===== Information provided

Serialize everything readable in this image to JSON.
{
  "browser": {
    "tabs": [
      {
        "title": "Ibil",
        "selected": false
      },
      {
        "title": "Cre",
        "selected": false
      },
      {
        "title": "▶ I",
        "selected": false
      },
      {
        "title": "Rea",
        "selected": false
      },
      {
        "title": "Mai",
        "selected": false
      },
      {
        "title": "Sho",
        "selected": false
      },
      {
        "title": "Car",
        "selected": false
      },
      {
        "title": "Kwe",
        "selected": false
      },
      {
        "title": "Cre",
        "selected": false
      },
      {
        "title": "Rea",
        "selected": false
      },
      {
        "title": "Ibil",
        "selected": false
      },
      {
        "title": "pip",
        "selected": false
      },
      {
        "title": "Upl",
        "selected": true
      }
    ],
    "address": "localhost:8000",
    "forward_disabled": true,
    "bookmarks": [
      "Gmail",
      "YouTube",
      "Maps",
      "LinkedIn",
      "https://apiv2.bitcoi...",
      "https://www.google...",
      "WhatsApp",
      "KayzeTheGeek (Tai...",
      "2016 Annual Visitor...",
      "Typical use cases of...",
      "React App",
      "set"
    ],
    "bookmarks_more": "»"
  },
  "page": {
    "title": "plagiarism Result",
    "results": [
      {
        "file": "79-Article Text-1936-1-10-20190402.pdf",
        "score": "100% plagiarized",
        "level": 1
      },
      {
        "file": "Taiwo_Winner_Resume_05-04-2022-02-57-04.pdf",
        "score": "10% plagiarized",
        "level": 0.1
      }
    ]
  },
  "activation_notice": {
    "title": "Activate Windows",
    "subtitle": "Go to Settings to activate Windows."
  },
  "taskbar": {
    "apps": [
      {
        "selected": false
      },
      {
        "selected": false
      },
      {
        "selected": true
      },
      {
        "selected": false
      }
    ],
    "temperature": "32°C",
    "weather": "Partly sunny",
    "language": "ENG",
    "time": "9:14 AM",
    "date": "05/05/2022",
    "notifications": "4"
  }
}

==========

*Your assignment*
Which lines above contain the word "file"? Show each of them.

*Written response*
        "file": "79-Article Text-1936-1-10-20190402.pdf",
        "file": "Taiwo_Winner_Resume_05-04-2022-02-57-04.pdf",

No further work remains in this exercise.